Many churches struggle with using social media effectively. It can be difficult to navigate the multitude of platforms and figure out when, what, and where to post. In this two-part conversation, Mingo Palacios, Angie White, and Robert Cortes are here to help you give your church a social media makeover.
GO DEEP INTO THE DIMES DROPPED, CONNECT WITH THE SPEAKER, AND CHECK OUT THE LINKS & RESOURCES MENTIONED IN THIS EPISODE:
- Rock Church: https://www.sdrock.com/
- Robert’s Instagram: @RebelFishLocal
- Angie’s Instagram: @angiesuco
- Angie’s Email: email@example.com
- StoryBrand Framework https://storybrand.com/
- Building a StoryBrand by Donald Miller
- You can be a voice, and we should embody the voice of our church over social media. – Angie White Click To Tweet
- As Christians, we need to be able to think for ourselves and not as social media managers, just deleting all this negative stuff, thinking we’re protecting our followers. – Angie White Click To Tweet
About Episode 104
As Mingo, Angie, and Robert continue their discussion on giving your church a social media makeover, Angie shares three key factors to consider when thinking about your church’s social media.
First, understand the relationship-building purpose your social media serves. “It’s where people connect to the who of your church and not the what… the faces, the voice, your pastor, your ministry leaders, your volunteers.”
Second, be intentional. Every post should intentionally support your church’s goal. Of course, all churches share a common goal of bringing people to Jesus, “but the way churches do it looks differently,” she says. “How is your social media supporting the uniqueness of who your church is?”
Third, be strategic in the overall design of your social media, including photography and videography.
One of these strategies is to do what Angie calls “social media outreach.” Reach out to individuals in the community, or even local businesses, through your church’s social media. Don’t wait for people to reach out to you first; make the first move through your social media and engage with people through positive, genuine comments. “Comment like you’re a person,” Angie says, not something generic that could have just as easily been written by a bot.
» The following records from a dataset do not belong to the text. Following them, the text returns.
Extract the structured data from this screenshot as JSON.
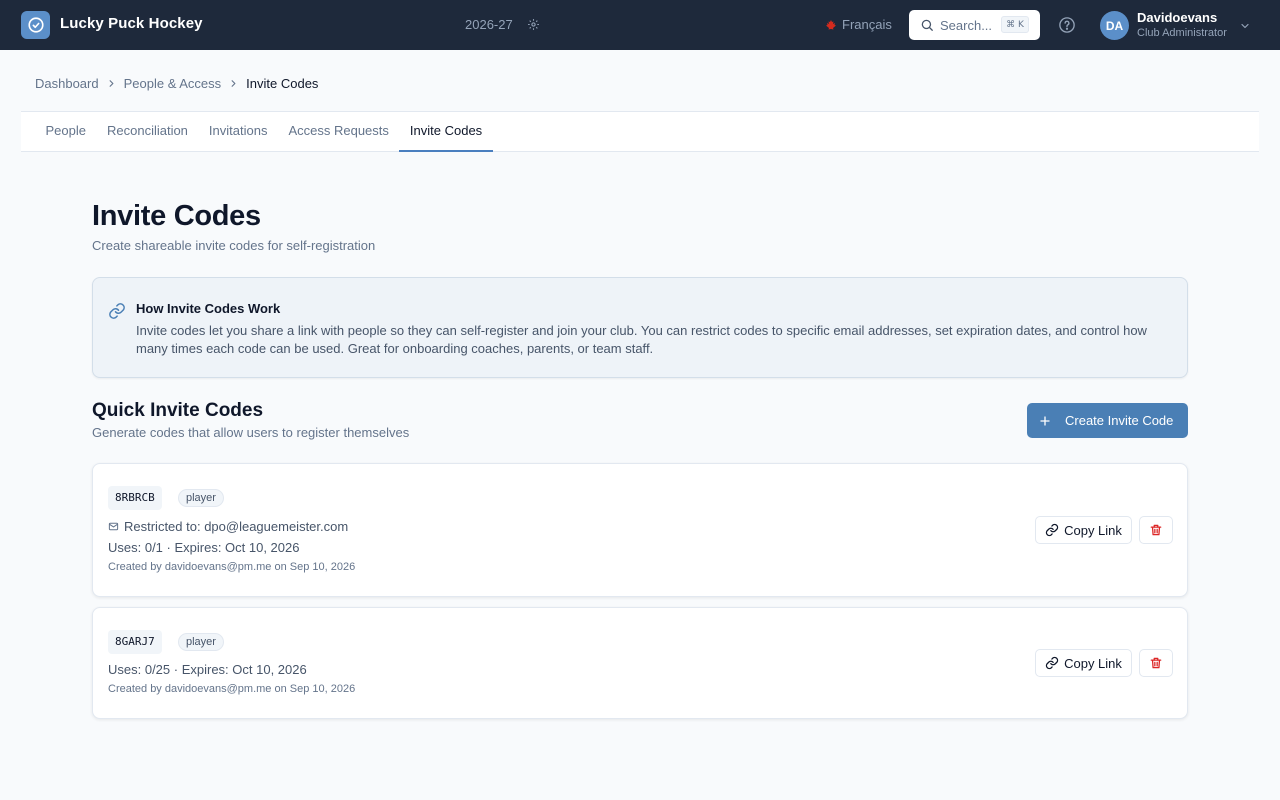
{
  "app": {
    "name": "Lucky Puck Hockey",
    "season": "2026-27"
  },
  "header": {
    "language": "Français",
    "search_placeholder": "Search...",
    "search_shortcut": "⌘ K",
    "user": {
      "initials": "DA",
      "name": "Davidoevans",
      "role": "Club Administrator"
    }
  },
  "breadcrumb": [
    "Dashboard",
    "People & Access",
    "Invite Codes"
  ],
  "tabs": [
    "People",
    "Reconciliation",
    "Invitations",
    "Access Requests",
    "Invite Codes"
  ],
  "page": {
    "title": "Invite Codes",
    "subtitle": "Create shareable invite codes for self-registration"
  },
  "info": {
    "title": "How Invite Codes Work",
    "body": "Invite codes let you share a link with people so they can self-register and join your club. You can restrict codes to specific email addresses, set expiration dates, and control how many times each code can be used. Great for onboarding coaches, parents, or team staff."
  },
  "quick": {
    "title": "Quick Invite Codes",
    "subtitle": "Generate codes that allow users to register themselves",
    "create_label": "Create Invite Code"
  },
  "codes": [
    {
      "code": "8RBRCB",
      "role": "player",
      "restriction": "Restricted to: dpo@leaguemeister.com",
      "uses": "Uses: 0/1 · Expires: Oct 10, 2026",
      "created": "Created by davidoevans@pm.me on Sep 10, 2026",
      "copy_label": "Copy Link"
    },
    {
      "code": "8GARJ7",
      "role": "player",
      "uses": "Uses: 0/25 · Expires: Oct 10, 2026",
      "created": "Created by davidoevans@pm.me on Sep 10, 2026",
      "copy_label": "Copy Link"
    }
  ],
  "colors": {
    "topbar": "#1e293b",
    "accent": "#4a7fb5",
    "danger": "#dc2626",
    "canada_red": "#d52b1e"
  },
  "icons": {
    "logo": "check-circle-icon",
    "season": "gear-icon",
    "search": "search-icon",
    "help": "help-circle-icon",
    "user_menu": "chevron-down-icon",
    "info": "link-icon",
    "create": "plus-icon",
    "restriction": "mail-icon",
    "copy": "link-icon",
    "delete": "trash-icon"
  }
}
As you build relational equity, people will naturally grow curious and start checking out what you’re all about.
This is a great way for someone in your church to get involved even if they don’t have much experience with social media: ask them to manage engagement by leaving nice comments for others. “That’s something that instantly I think any church can add to their toolbox of social media engagement, just having people help engage outward,” Mingo says.
What about when it comes to reviews? Robert says the three dominant platforms to manage here are Yelp, Facebook, and Google. They provide another great opportunity to engage people by responding to the reviews, whether positive or negative.
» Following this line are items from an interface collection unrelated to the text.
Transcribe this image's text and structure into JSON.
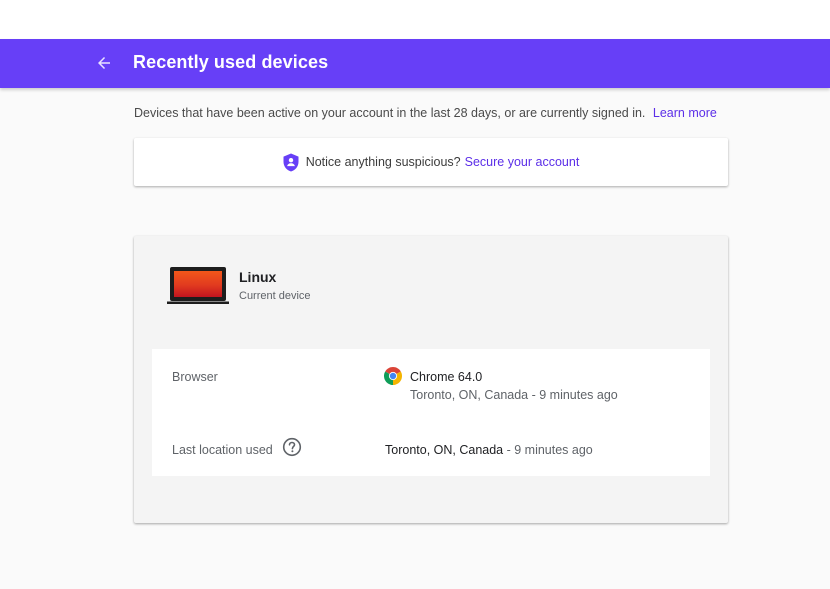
{
  "header": {
    "title": "Recently used devices",
    "back_icon": "arrow-back-icon",
    "color": "#673ff7"
  },
  "intro": {
    "text": "Devices that have been active on your account in the last 28 days, or are currently signed in.",
    "learn_more": "Learn more"
  },
  "notice": {
    "icon": "shield-icon",
    "text": "Notice anything suspicious?",
    "link": "Secure your account"
  },
  "device": {
    "icon": "laptop-icon",
    "name": "Linux",
    "status": "Current device",
    "browser_label": "Browser",
    "browser_icon": "chrome-icon",
    "browser_name": "Chrome 64.0",
    "browser_location": "Toronto, ON, Canada",
    "browser_time": "9 minutes ago",
    "location_label": "Last location used",
    "location_help_icon": "help-icon",
    "location_value": "Toronto, ON, Canada",
    "location_time": "9 minutes ago",
    "separator": " - "
  },
  "colors": {
    "link": "#5b2ee8",
    "accent": "#673ff7"
  }
}
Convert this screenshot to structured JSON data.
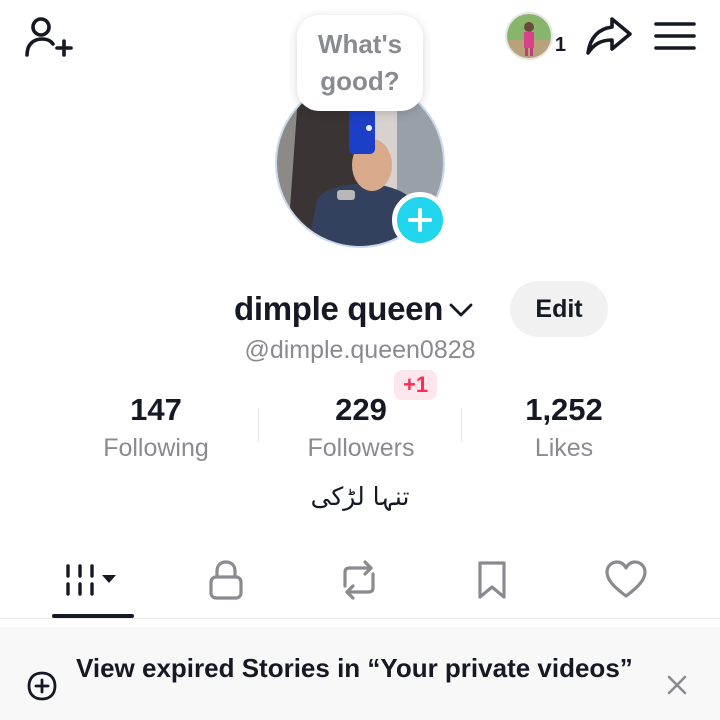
{
  "greeting_bubble": "What's good?",
  "top_bar": {
    "add_friend_icon": "person-add-icon",
    "mini_avatar_count": "1",
    "share_icon": "share-arrow-icon",
    "menu_icon": "hamburger-menu-icon"
  },
  "profile": {
    "display_name": "dimple queen",
    "username": "@dimple.queen0828",
    "edit_label": "Edit",
    "bio": "تنہا لڑکی"
  },
  "stats": [
    {
      "value": "147",
      "label": "Following"
    },
    {
      "value": "229",
      "label": "Followers",
      "badge": "+1"
    },
    {
      "value": "1,252",
      "label": "Likes"
    }
  ],
  "tabs": [
    {
      "icon": "videos-grid-icon",
      "active": true
    },
    {
      "icon": "lock-icon",
      "active": false
    },
    {
      "icon": "repost-icon",
      "active": false
    },
    {
      "icon": "bookmark-icon",
      "active": false
    },
    {
      "icon": "heart-icon",
      "active": false
    }
  ],
  "banner": {
    "text": "View expired Stories in “Your private videos”",
    "icon": "add-story-icon",
    "close_icon": "close-icon"
  },
  "colors": {
    "accent_add": "#20d5ec",
    "badge_text": "#fe2c55",
    "badge_bg": "#fde7ec",
    "secondary_text": "#8a8b91"
  }
}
Some churches immediately remove all negative comments they receive, but in fact, negative reviews “are the biggest opportunities you can ever have,” Robert says. Of course, some comments are left by trolls and can’t really be addressed, but you should try to discern where there may be serious problems that require a response.
Angie agrees. “I try to take criticism in the perspective of they just want to help, and it helps [me] respond a little bit differently.” Rather than blocking and deleting, she thinks it’s crucial for churches to be open about different points of view. “Why are you deleting? Are you trying to protect our followers? That’s not protecting them. That’s living in this Christian theology bubble.”
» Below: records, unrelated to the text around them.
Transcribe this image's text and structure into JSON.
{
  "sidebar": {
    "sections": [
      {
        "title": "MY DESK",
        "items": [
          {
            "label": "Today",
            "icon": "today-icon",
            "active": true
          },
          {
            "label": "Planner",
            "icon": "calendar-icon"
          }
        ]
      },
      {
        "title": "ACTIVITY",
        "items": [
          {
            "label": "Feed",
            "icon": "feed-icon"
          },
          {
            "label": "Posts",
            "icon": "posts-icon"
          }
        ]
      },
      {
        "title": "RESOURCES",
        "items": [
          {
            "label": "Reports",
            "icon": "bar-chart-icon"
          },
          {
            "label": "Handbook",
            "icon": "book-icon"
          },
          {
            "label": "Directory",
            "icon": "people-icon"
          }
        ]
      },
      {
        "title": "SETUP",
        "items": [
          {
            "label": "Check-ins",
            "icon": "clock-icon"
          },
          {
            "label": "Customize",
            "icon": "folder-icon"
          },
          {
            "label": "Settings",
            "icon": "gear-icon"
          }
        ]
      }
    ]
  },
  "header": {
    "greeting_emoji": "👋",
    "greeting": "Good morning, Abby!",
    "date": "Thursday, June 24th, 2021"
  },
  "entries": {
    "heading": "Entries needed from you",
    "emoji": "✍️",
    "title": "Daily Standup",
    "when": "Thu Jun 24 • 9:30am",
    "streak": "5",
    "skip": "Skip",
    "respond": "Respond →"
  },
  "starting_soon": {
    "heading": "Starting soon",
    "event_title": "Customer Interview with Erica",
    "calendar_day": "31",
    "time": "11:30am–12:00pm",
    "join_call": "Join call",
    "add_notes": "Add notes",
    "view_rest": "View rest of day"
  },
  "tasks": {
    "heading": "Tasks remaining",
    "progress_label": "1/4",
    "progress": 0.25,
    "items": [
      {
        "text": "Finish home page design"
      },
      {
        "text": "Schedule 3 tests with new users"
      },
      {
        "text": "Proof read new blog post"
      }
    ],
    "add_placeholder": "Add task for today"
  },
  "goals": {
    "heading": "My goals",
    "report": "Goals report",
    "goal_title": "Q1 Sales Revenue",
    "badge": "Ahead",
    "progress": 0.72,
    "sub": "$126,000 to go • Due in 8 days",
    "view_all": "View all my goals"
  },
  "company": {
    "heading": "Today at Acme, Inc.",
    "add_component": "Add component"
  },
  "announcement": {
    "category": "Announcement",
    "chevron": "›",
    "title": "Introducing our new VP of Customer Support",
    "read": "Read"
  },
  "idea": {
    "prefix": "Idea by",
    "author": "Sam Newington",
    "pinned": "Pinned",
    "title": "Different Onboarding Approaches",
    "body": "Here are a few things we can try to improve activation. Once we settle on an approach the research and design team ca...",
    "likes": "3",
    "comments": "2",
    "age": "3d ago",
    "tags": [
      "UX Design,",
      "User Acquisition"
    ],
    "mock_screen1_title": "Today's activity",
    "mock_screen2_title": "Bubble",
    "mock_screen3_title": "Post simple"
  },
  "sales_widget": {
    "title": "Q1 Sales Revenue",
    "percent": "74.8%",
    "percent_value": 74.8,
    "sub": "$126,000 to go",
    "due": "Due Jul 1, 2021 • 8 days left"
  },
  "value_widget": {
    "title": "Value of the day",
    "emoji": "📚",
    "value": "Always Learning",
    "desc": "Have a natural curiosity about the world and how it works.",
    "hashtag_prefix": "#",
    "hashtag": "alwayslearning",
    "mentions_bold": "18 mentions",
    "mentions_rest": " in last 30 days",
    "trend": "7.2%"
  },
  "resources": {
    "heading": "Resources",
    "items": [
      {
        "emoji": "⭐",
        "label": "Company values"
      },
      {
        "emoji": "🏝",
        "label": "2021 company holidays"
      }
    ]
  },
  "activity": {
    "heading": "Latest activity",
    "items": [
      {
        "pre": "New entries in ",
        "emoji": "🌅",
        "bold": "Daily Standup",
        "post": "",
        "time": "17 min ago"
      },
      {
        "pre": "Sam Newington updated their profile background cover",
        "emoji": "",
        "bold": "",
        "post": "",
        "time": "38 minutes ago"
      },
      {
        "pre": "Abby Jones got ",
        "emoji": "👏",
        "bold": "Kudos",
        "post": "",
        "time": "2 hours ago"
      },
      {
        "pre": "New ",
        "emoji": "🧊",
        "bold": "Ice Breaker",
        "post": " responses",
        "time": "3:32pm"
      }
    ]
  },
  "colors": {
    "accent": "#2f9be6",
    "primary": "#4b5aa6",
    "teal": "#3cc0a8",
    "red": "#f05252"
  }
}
When people challenge the theology of her church, she leaves the comments up so people can recognize the variety of beliefs that exist. “If someone’s voicing their opinion and challenging what we’re doing as a church, I think it’s important for people to see that,” she says.
“Scripture would say always be ready with an answer,” Mingo adds.